There have been three Global Irish Economic Forums to date; 2009, 2011 and 2013.
The first Forum took place in 2009 as a response to the deepening economic crisis at the time. It brought together members of the Diaspora and the Government who were tasked to come up with new and innovative ways to help lift the country out of recession. This first Forum recommended the establishment of the Global Irish Network, which was set up in 2010.
Subsequent Forums took place in 2011 and 2013 and built on the work of the first. The focus of these was on generating ideas for economic renewal, restoring our reputation overseas and creating jobs across a range of sectors. The themes for the 2013 Forum were based on the Action Plan for Jobs agenda and the outcomes, where possible, have been included in the 2014 Action Plan. Recommendations such as the Year of Irish Design in 2015, the placement of Origin Green ambassadors, the development of an agency to market Irish agri-business expertise globally, increased on-line trading for SME’s and initiatives around Smart Ageing, among others, will all be taken forward in this context.
Other ideas arising from the Forum have been taken forward independently by members of the Global Irish Network. An idea for a new third level institution for the arts came out of the first Forum in 2009, and earlier this year, Uversity, a recognised college of the National College of Ireland, launched an MA programme in Creative Process with a choice of modules from 24 partner institutions. The various Forums have also provided launch pads for other initiatives such as the Gathering, Connect Ireland and Limerick City of Culture.
To date, over 100 Global Irish Network members have signed up to provide mentoring and advice to Irish SME’s through the Global Irish Contacts Programme run by Enterprise Ireland. On a day to day basis Global Irish Network members provide the network of Embassies and State Agency offices with advice on sectoral and regional issues, they facilitate high level access to decision makers, encourage Foreign Direct Investment and help promote Ireland as a destination for both tourism and education.

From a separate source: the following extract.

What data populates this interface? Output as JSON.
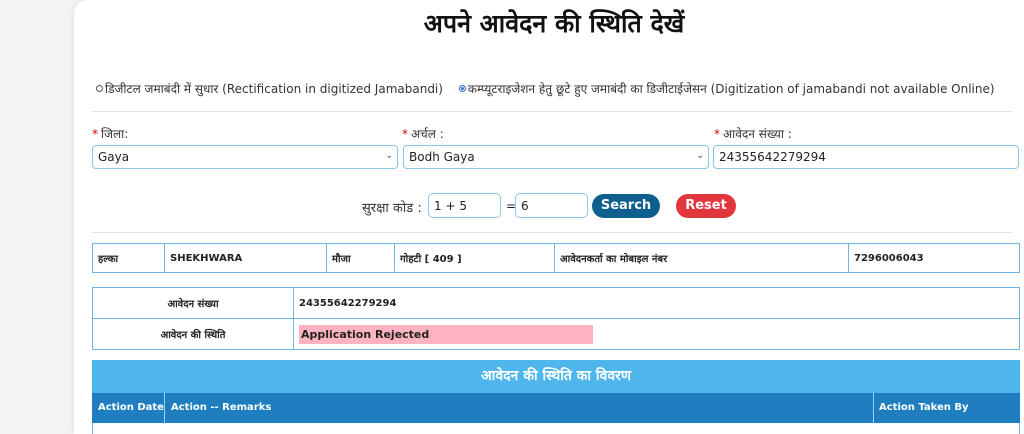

It is not possible to quantify how many jobs have been created as a direct result of the Global Irish Economic Forum. However, I am confident that the impact of these events, together with the ongoing work of the members of the Global Irish Network, has been a significant factor in the restoration of our reputation abroad and the consequent economic benefits to Ireland.